**Spearman’s Correlation**: Used if the data is not normally distributed.

- Rank the Data: The engine ranks the data for both variables.
- Compute Spearman’s Rank Correlation Coefficient: It calculates the correlation coefficient based on these ranks.

For both correlation tests:

- 3. Calculate T-Score: The correlation coefficient is used to calculate the t-score, which involves the sample size.
- Determine Degrees of Freedom: The degrees of freedom (dof) is calculated as the sample size minus 2.
- Compute P-Value: The t-score and degrees of freedom are used to determine the p-value, indicating the significance of the correlation.

By performing these tests automatically and highlighting the most relevant columns, AddMaple’s statistics engine surfaces hidden insights and saves you time.

## How to use in AddMaple

At AddMaple we want to make these powerful statistical techniques easy to use and explore. Rather than ask you to choose a complex set of options, we choose the most appropriate tests, run them automatically and present the results to you in an intuitive manner.

Please see examples below of the different ways in which we present these results back to you.

### Related Columns

When you expand on any column in AddMaple, we run all the calculations as described above. The results are show in the stats tab. In the image below we can see that AddMaple has found a moderate relationship between "Age Category" and "Device Used".

### Relationship Highlight

When clicking on a related column, AddMaple will take you to a pivot chart with the relationship highlight. For example in the image below we can see Age Category vs Device Used, with a clear preference for Tablets among the 65+ age category. AddMaple provides a highlight sentence about the relationship - in this case it is a moderate relationship.

### Relationship Overview

By clicking on the "See more" link or on the "Stats" tab, AddMaple will give you more details on the relationship. We give a series of dynamic paragraphs depending on the columns chosen, the statistical test that was run, and the results of that test. In the example below you can see an explanation of how the Chi-Square results for "Age" vs "Device Used".

### The numbers behind the overview

Below the overview we provide the underlying numbers from the stats tests performed. If you hover the name of each item we give a clear description of what the number is and how it was calculated.

### Further Insights

Where applicable we run additional tests between categories. In the below example you can see that while there is a moderate relationship overall between "Age Category" and "Device Used", there is a strong relationship when comparing Smartphone users vs Laptop and Tablet users. This analysis helps you dive deeper to understand the particular categories that are having the biggest impact on the relationship.

### Visual Exploration on the Chart Dashboard
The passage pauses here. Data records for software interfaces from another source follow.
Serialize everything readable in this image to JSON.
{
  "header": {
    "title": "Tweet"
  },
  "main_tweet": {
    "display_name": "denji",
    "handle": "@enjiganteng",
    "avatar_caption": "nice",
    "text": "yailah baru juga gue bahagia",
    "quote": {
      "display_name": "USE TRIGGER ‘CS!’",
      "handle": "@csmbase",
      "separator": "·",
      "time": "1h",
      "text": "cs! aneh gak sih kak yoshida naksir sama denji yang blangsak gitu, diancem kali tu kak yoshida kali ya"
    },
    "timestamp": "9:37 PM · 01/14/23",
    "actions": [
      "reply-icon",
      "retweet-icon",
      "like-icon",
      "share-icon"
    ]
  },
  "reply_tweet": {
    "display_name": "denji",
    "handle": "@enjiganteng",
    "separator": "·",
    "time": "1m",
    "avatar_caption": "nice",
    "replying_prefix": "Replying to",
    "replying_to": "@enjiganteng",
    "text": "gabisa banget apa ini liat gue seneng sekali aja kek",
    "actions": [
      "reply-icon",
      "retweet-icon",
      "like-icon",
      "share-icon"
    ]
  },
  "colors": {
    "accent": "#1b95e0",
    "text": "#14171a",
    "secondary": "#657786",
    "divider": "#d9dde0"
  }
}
When you've pivoted by a single column, you are able to go back to the chart dashboard and view all other columns pivoted by that column. The columns are ordered by the strength of the relationship. This allows you to quickly explore visually the impact of one column on all other columns in your dataset. Below we can see the two columns with the strongest relationship to "Age Category".

For further details on how to run each type of test please see these guides:

## Conclusion

AddMaple's new statistics engine is designed to make your data analysis process more efficient and insightful. By automatically selecting and performing the appropriate statistical tests, it saves you time and reduces the complexity of your workflow. Whether you are an experienced analyst or new to data statistical tests, AddMaple helps you quickly uncover significant relationships and hidden insights in your data. With the ability to highlight the most relevant columns and provide clear visualizations, AddMaple ensures that you can focus on getting useful insights from your data in as short a time as possible.

We are a small team passionate about making data analysis fast, intuitive and fun. We are continually improving this feature, if there is something you'd like to see, then please let us know. We hope this module helps you uncover hidden insights in your data.

The AddMaple Team